Kia have been having a good run over the past few years in terms of having a product line-up with good-looking models, however things seem to be changing especially when you look at the new Kia Niro. I wouldn’t go as far as to call it outright ugly, but it’s still not really a car that you would buy based on its looks alone. So, with two weeks to use it as my daily runabout, I had more than enough time to find out what other good qualities it has, and if other well-established hybrids such as the Toyota Prius deserve to be overlooked in favour of this new offering.
The Niro is a lot bigger in the metal than pictures would suggest. Initially you would think of it as merely a big hatchback, but being designated a mini-SUV isn't a stretch either. While the outside looks of the new Niro is a subjective matter, the inside is less so. There is a decent amount of space to be had for both front and rear passengers, and the overall layout and quality of materials used is quite good. The trunk is a good size, easily taking a couple of big suitcases and small bags, and with the rear seats folded down you end up getting quite a useful loading bay as well.
What you're working with
Powering the new Niro is a 1.6-litre petrol engine combined with an electric motor, sending power to the front wheels only. The combined power output is 141hp and 265Nm of torque, which goes exclusively through a six-speed double-clutch transmission. Claimed CO2 emission and fuel consumption figures are; 88g/km, 3.8l/100km combined, 3.8l/100km in the city and 3.9l/100km on the highway. Acceleration from 0-100km is 11.5 sec and top speed is 162km/h.
Making a car that’s affordable, economic, easy to drive and available with plenty of cool features is what really sells a family-friendly car, and for the most part the Kia Niro delivers. This test car costs CHF 37,450 with the Style trim, with optional extras being the 18-inch wheels (CHF 450) and metallic paint (CHF 590).
Fuel economy and driving
While fuel consumption in the new Niro is indeed low, it will be difficult for most people to match Kia’s claimed economy figures. With mixed driving conditions and a total of 550.2km of driving in two weeks, the trip computer showed that my average was 6.4l/100km. Someone with a lighter right foot would have probably gotten a better figure, but probably not by much.
Driving the Niro is a very easy affair, with the steering being light at low speeds and slightly heavier when you gather pace. The steering responds well enough when the road begins to twist, and body control is also quite good, with minimal roll when you go through tight corners. The throttle response is typical hybrid when left in normal mode, meaning that it can be a bit sluggish when you want sharp response at low speed. However when you place the gear lever in ‘S’, the throttle response is quite good, with fast and smooth gear changes accompanying the car’s newfound eagerness to accelerate. The Niro drives very much like a well-sorted hatchback rather than an SUV, so it rides quite well and is by no means intimidating to drive. It isn’t as comfortable as a Toyota Prius however, feeling firmer on imperfect surfaces, but at the same time it’s never really uncomfortable.

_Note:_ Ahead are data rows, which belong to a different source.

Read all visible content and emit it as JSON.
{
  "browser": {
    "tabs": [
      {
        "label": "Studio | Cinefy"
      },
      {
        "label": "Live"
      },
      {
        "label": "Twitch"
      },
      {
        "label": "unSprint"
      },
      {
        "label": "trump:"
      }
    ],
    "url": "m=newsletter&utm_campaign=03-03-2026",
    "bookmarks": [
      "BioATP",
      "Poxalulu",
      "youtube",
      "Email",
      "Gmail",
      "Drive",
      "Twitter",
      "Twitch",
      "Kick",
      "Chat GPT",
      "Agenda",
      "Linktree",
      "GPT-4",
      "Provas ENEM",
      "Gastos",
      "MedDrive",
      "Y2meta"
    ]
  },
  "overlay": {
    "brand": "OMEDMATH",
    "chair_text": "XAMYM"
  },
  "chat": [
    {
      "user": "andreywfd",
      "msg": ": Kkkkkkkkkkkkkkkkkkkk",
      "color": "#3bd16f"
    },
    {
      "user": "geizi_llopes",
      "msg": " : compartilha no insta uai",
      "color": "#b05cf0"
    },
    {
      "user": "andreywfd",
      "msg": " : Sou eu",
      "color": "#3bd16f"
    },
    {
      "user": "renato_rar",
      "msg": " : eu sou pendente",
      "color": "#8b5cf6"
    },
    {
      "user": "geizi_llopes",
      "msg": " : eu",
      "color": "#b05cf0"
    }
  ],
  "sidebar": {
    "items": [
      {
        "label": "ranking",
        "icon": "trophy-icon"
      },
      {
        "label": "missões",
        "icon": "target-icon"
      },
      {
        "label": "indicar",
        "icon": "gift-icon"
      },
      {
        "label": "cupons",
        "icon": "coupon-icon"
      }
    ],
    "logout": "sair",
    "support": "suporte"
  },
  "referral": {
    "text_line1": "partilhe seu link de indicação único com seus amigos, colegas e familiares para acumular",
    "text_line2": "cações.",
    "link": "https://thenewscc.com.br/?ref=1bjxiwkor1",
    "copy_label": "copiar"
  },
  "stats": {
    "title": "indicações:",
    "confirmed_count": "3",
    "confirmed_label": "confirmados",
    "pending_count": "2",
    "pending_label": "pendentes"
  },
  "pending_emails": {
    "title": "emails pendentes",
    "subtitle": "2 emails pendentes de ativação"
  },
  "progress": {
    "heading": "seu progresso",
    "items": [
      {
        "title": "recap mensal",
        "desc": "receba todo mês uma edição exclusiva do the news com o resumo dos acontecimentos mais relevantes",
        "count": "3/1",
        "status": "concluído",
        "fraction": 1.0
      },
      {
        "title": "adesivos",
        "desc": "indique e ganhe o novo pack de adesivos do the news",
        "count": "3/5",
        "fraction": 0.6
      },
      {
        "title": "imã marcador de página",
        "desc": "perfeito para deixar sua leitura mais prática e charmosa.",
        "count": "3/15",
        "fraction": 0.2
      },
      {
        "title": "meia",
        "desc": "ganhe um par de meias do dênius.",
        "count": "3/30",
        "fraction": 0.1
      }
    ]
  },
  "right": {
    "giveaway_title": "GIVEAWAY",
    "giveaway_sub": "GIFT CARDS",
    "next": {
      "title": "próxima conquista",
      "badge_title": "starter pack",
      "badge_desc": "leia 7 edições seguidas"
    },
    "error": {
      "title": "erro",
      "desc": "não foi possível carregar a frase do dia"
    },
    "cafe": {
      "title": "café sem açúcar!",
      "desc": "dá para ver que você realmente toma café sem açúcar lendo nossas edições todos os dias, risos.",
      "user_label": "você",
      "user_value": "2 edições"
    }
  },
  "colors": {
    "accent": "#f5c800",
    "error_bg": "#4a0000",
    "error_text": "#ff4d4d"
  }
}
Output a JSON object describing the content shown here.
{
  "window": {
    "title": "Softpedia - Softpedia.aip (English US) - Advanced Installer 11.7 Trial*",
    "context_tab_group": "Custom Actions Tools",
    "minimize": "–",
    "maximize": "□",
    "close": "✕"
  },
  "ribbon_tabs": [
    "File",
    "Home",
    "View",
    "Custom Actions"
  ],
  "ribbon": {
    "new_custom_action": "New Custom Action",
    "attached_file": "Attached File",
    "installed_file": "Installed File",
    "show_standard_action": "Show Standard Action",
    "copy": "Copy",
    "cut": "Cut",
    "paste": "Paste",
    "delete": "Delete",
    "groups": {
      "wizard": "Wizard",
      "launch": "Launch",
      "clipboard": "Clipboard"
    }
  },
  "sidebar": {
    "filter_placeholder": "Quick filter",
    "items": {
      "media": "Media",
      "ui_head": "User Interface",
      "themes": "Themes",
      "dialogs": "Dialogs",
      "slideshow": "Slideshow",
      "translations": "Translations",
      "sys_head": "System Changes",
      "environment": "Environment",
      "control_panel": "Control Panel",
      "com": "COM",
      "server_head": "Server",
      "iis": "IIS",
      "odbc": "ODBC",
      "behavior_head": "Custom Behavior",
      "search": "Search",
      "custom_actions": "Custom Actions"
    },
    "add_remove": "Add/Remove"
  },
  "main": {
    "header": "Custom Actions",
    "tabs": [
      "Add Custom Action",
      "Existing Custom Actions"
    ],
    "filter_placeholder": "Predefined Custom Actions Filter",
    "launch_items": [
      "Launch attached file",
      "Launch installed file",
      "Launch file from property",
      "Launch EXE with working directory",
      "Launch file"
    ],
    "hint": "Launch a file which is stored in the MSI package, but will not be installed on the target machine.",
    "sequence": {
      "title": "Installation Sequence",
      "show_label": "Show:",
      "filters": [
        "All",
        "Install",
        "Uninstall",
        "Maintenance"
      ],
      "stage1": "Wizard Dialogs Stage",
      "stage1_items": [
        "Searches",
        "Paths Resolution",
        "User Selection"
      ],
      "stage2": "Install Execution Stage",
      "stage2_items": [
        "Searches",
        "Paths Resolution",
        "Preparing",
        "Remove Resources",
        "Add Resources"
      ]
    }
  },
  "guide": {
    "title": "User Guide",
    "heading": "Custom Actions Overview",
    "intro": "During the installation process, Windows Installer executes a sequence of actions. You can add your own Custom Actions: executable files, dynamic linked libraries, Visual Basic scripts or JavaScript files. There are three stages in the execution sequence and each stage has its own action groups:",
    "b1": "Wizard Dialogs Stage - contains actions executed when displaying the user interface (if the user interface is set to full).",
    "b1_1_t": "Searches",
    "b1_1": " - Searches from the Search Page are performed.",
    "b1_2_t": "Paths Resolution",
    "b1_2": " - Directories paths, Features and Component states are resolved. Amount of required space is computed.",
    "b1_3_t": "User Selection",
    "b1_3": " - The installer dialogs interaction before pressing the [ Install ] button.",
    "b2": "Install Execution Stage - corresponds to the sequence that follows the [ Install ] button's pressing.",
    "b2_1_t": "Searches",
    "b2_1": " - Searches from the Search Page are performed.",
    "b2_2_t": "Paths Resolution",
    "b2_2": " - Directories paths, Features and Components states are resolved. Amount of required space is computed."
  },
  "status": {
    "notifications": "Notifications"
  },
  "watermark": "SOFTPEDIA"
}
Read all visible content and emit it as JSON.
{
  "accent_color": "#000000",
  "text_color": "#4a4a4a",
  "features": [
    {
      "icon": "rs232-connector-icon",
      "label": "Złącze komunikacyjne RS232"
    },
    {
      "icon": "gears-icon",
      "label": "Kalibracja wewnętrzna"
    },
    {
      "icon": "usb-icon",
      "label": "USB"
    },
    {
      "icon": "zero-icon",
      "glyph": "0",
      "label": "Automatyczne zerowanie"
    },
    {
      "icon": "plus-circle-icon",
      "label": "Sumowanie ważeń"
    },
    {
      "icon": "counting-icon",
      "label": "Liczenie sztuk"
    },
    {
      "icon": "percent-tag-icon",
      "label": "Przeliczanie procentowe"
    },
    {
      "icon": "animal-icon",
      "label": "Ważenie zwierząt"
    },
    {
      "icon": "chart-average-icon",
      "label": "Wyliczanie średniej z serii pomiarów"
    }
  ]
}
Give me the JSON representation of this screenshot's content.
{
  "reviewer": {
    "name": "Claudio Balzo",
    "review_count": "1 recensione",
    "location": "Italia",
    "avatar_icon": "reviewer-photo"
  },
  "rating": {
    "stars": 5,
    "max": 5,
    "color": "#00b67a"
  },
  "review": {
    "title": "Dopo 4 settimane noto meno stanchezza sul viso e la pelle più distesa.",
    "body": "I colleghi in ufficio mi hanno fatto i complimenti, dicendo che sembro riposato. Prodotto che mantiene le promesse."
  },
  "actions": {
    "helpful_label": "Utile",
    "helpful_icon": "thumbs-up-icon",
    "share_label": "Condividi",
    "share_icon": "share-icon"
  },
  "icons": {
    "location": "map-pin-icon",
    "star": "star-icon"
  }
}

Using the features found in the Niro is pretty straightforward, being intuitive to use and having a decent display screen. Pairing my phone to the car was an easy affair, and having a wireless charging spot proved to be very useful and much appreciated. I did have trouble pairing my iPod as it wouldn’t be picked up by the system – no such problem in any other car with Bluetooth, including a Mercedes Benz Sprinter van. Having a heated steering wheel is always great when you have hands that freeze up at even the lightest of breezes like I do, and a useful 220V socket is available for other accessories. Other features include heated front and rear seats, satellite navigation, a reverse camera, an SD card slot, USB slot, aux-in slot, as well as two 12V sockets.
Is it worth it?
The Kia Niro makes a great case for itself for being a viable alternative to the hybrid benchmark Toyota Prius. The only thing that might work against the Niro is indeed the price, at CHF 37,450 it has a base price that is nearly CHF 2,500 more than that of the Prius. However, it is economic, spacious, comfortable, well-equipped, and although it looks rather strange – to my eyes – it’s nowhere near as awkward-looking as the current Prius. The lack of all-wheel drive might deter some people, but as many SUV drivers don’t take their cars off road anyway, I doubt this will be of great concern to Kia. Also, a seven-year/150,000km warranty might just be the thing that ultimately seals the deal for any prospective buyers.
Written by Alex Kisiri